Sunday’s matchup was even tighter. It’s easy to make light of Falwell U, but Darius McGhee and the Flames were always going to be the toughest out. Liberty was not having a good night — their 3-point percentage was in the single digits for most of the afternoon — but the Owls couldn’t put them away.

It almost didn’t happen. Liberty, easily sliding into their familiar role as archvillain, stormed back to hit a game-tying 3 with 24 seconds remaining. Panic ensued amongst the NMTC mods. But Kennesaw State didn’t panic. Terrell Burden drove to the basket and drew a key foul with 0.7 seconds remaining. Burden was a freshman guard on the team that went 1-28. The only remaining player from that team was unfazed. He hit the first free throw to seal the game, then missed the second, which successfully burned the remaining clock.

While each team that makes it out of this column is historic, this one felt particularly notable. The ASUN hadn’t graduated a team since Lipscomb in 2018, and winning at the expense of the weird religious school that sportswashes its stains is even better. And, moving to the tougher C-USA, the opportunities could conceivably diminish for the Owls moving forward. Not to sound overly self-indulgent, but this was likely one of the most important games in the history of this column, and the Owls came out on top.

Cue dancing Owls!

(Bad) things that happened elsewhere

The Summit League Curse lives again. The semifinals will be contested by all teams that have made the NCAA Tournament before or by teams that are ineligible, despite the fact that six of the 10 Summit League teams are in the club. Atrocious (Editor Lance here: barf). Sunday capped off the misery with ineligible St. Thomas taking down the top eligible member, Western Illinois, in one quarterfinal.

Then in the other game, South Dakota led North Dakota State most of the way down the stretch before throwing the ball away with an unnecessary pass up one point when it looked like NDSU would have to play the fouling game.

What ensued: NDSU bucket, NDSU not called for striking SD player on the arm during dunk attempt, NDSU one for two free throws, SD halfcourt heave when it should have gotten a better shot.

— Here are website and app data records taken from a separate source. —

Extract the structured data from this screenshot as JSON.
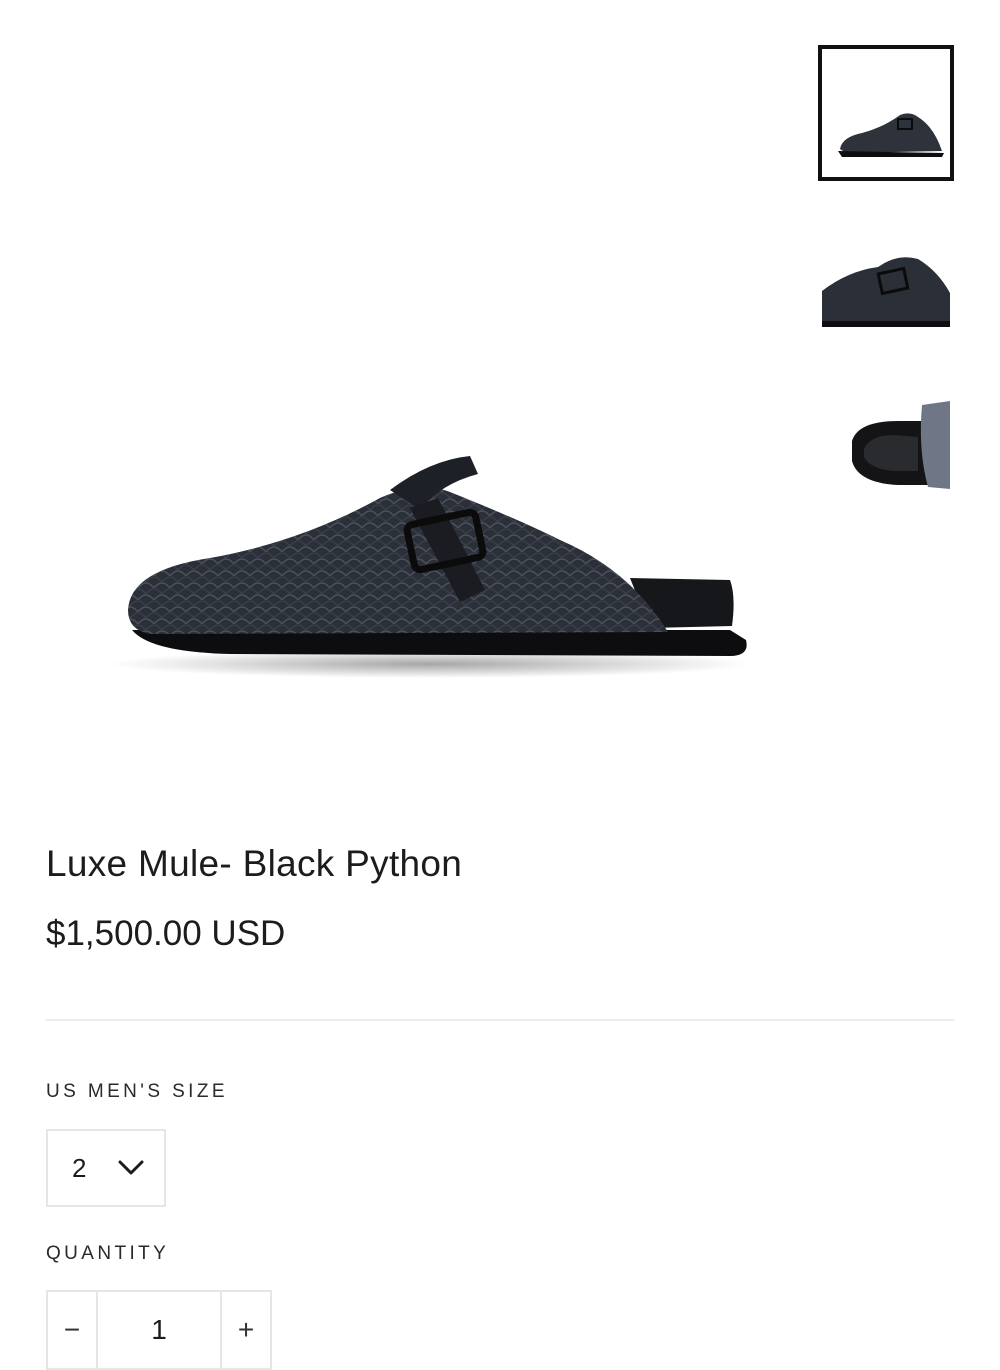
{
  "product": {
    "title": "Luxe Mule- Black Python",
    "price": "$1,500.00 USD",
    "main_image": "black-python-mule-side-view",
    "thumbnails": [
      {
        "image": "mule-side-view",
        "active": true
      },
      {
        "image": "mule-closeup-buckle",
        "active": false
      },
      {
        "image": "mule-footbed-top-view",
        "active": false
      }
    ]
  },
  "size": {
    "label": "US MEN'S SIZE",
    "selected": "2",
    "icon": "chevron-down-icon"
  },
  "quantity": {
    "label": "QUANTITY",
    "decrement_symbol": "−",
    "value": "1",
    "increment_symbol": "+"
  },
  "colors": {
    "text": "#1c1c1c",
    "border": "#e6e6e6",
    "active_thumb_border": "#111111"
  }
}
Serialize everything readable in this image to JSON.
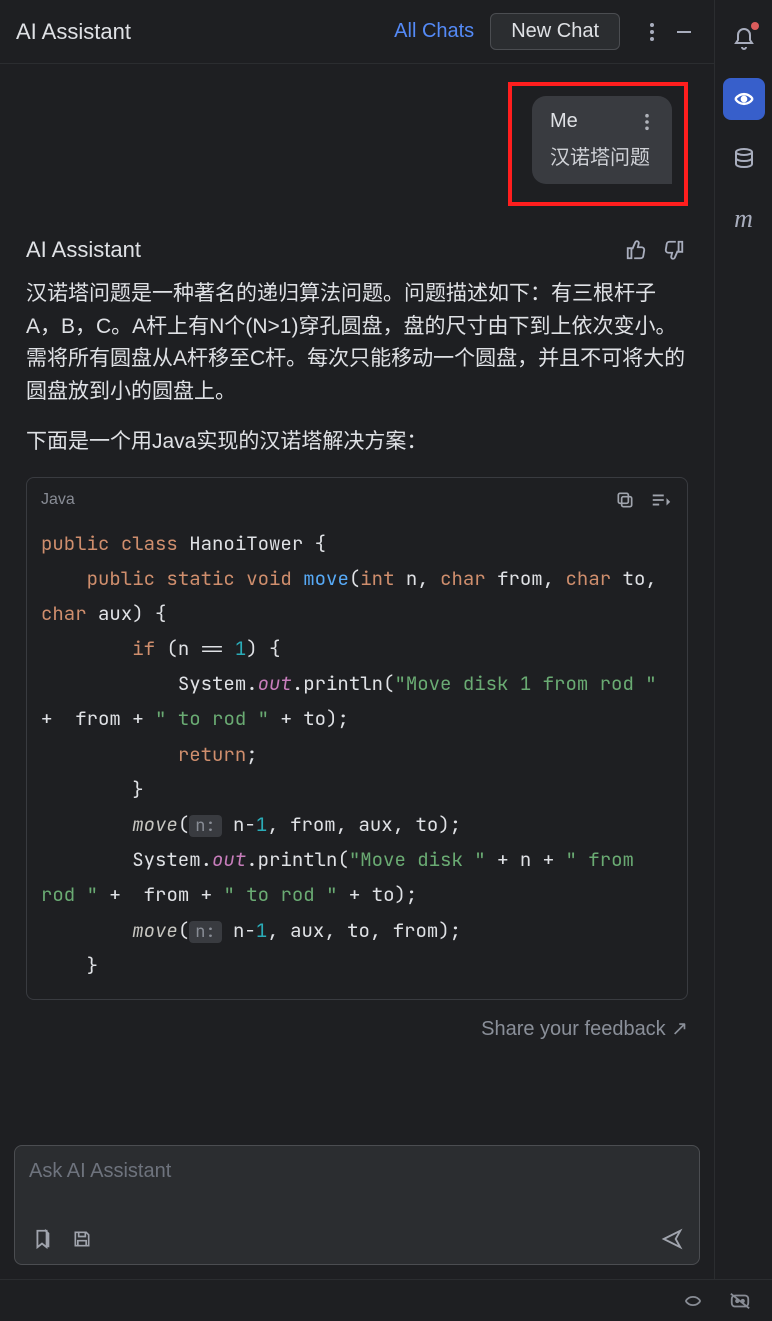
{
  "header": {
    "title": "AI Assistant",
    "all_chats": "All Chats",
    "new_chat": "New Chat"
  },
  "user_message": {
    "sender": "Me",
    "text": "汉诺塔问题"
  },
  "assistant": {
    "name": "AI Assistant",
    "paragraph1": "汉诺塔问题是一种著名的递归算法问题。问题描述如下：有三根杆子A，B，C。A杆上有N个(N>1)穿孔圆盘，盘的尺寸由下到上依次变小。需将所有圆盘从A杆移至C杆。每次只能移动一个圆盘，并且不可将大的圆盘放到小的圆盘上。",
    "paragraph2": "下面是一个用Java实现的汉诺塔解决方案：",
    "code_lang": "Java"
  },
  "code": {
    "kw_public": "public",
    "kw_class": "class",
    "cls_name": "HanoiTower",
    "brace_open": "{",
    "kw_static": "static",
    "kw_void": "void",
    "fn_move": "move",
    "kw_int": "int",
    "var_n": "n",
    "kw_char": "char",
    "var_from": "from",
    "var_to": "to",
    "var_aux": "aux",
    "kw_if": "if",
    "eq": "==",
    "num1": "1",
    "sys": "System",
    "out": "out",
    "println": "println",
    "str1": "\"Move disk 1 from rod \"",
    "plus": "+",
    "str2": "\" to rod \"",
    "kw_return": "return",
    "hint_n": "n:",
    "n_minus_1": "n-",
    "str3": "\"Move disk \"",
    "str4": "\" from rod \"",
    "brace_close": "}"
  },
  "feedback": "Share your feedback ↗",
  "input": {
    "placeholder": "Ask AI Assistant"
  }
}
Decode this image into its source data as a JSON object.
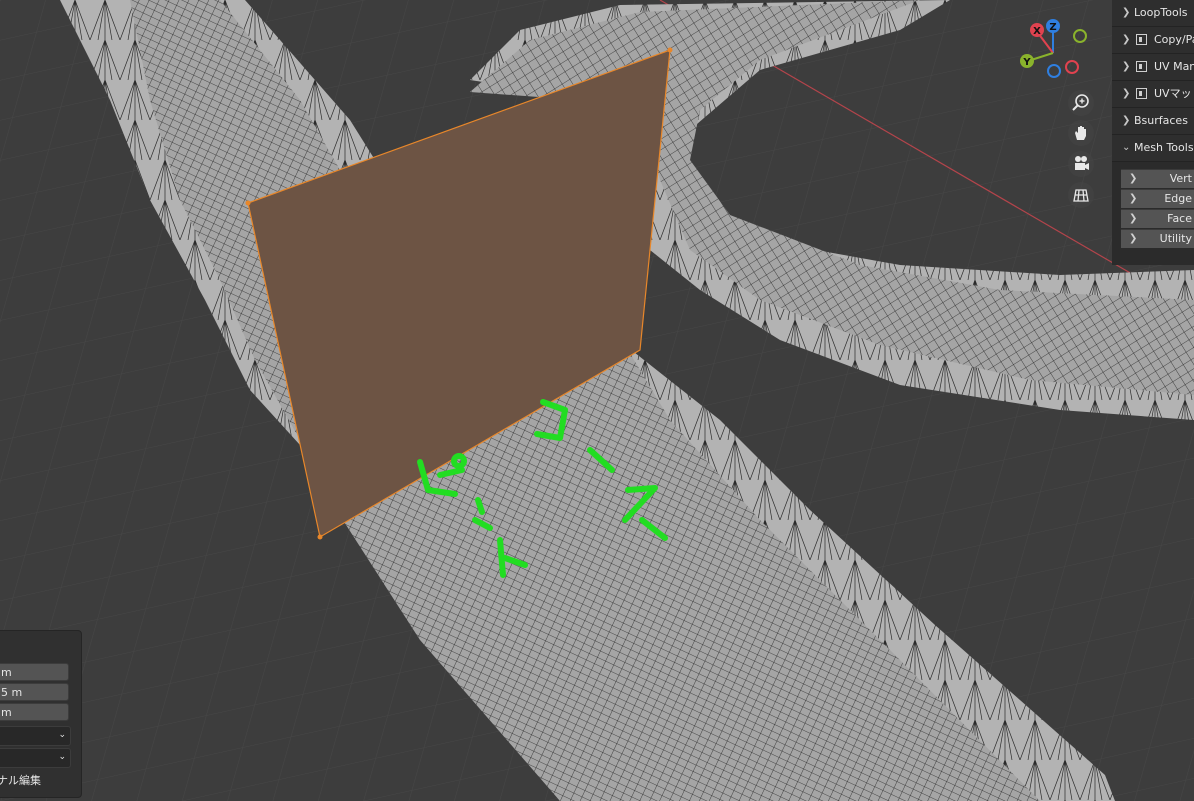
{
  "app": "Blender 3D Viewport",
  "sidebar": {
    "panels": [
      {
        "label": "LoopTools",
        "has_icon": false,
        "expanded": false
      },
      {
        "label": "Copy/Pa",
        "has_icon": true,
        "expanded": false
      },
      {
        "label": "UV Man",
        "has_icon": true,
        "expanded": false
      },
      {
        "label": "UVマッ",
        "has_icon": true,
        "expanded": false
      },
      {
        "label": "Bsurfaces",
        "has_icon": false,
        "expanded": false
      },
      {
        "label": "Mesh Tools",
        "has_icon": false,
        "expanded": true
      }
    ],
    "mesh_tools_sub": [
      "Vert",
      "Edge",
      "Face",
      "Utility"
    ]
  },
  "gizmo": {
    "z_label": "Z",
    "y_label": "Y",
    "x_label": "X",
    "colors": {
      "x": "#e0424f",
      "y": "#8ab32c",
      "z": "#2f7fe0"
    }
  },
  "nav_buttons": [
    "zoom-icon",
    "hand-pan-icon",
    "camera-icon",
    "grid-view-icon"
  ],
  "operator_panel": {
    "fields": [
      "m",
      "5 m",
      "m"
    ],
    "dropdowns": [
      "",
      ""
    ],
    "label": "ナル編集"
  },
  "annotation": {
    "color": "#22dd22",
    "words": [
      "ピット",
      "コース"
    ]
  },
  "colors": {
    "viewport_bg": "#3d3d3d",
    "mesh_face": "#a3a3a3",
    "plane": "#6d5444",
    "selection": "#e8872a"
  }
}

We’re left with Oral Roberts (ick), South Dakota State (yikes), North Dakota State (the trifecta of bad), and ineligible St. Thomas (of course). Disband the league, disband everything. (Editor Lance: Call up the GNAC.)

Texas A&M Commerce is ineligible, but they added to the misery by losing 79-78 on a McNeese State free throw with two seconds remaining.

Lastly, the Founding Fathers are all headed back for another year. Army managed to win its first game, but they were utterly dismantled by Colgate in the semifinals. However, Army’s 17-point loss looked positively rosy compared to William and Mary, which managed to lose 94-46 to Hofstra. It seems quite clear that Hofstra and Charleston are the best teams in the CAA this year, so I can’t complain too much.

What’s left for next week?

Well, for starters, all eyes will be on Utah Valley as they try to win a tough WAC. Despite *literally winning the WAC regular season championship by a game*, the WAC Seeding System said “no” and gave them the two seed. Their first game will be against the winner of an NMTC blockbuster between Tarleton State and UT-Rio Grande Valley.

Monday features the return of PenguinsSzn as Youngstown State plays Northern Kentucky. Although this is a 1 vs. 4 matchup, the Penguins will be up against a very difficult Northern Kentucky team. Like Kennesaw State, this rookery had a historic year: they had never won a regular season crown and had only won 20 games once in their 40+ years in D-I; they won the Horizon regular season crown and won a school record 24 games and counting. They haven’t had an opportunity this good in a long while, and who knows when we’ll see another one.

We also have UMass-Lowell’s legitimate shot at winning the America East for the first time, but they face “Founding Uncle” New Hampshire in the semifinal first. UC Riverside, Quinnipiac, and Maryland Eastern Shore are in with a shot. Let’s make it happen!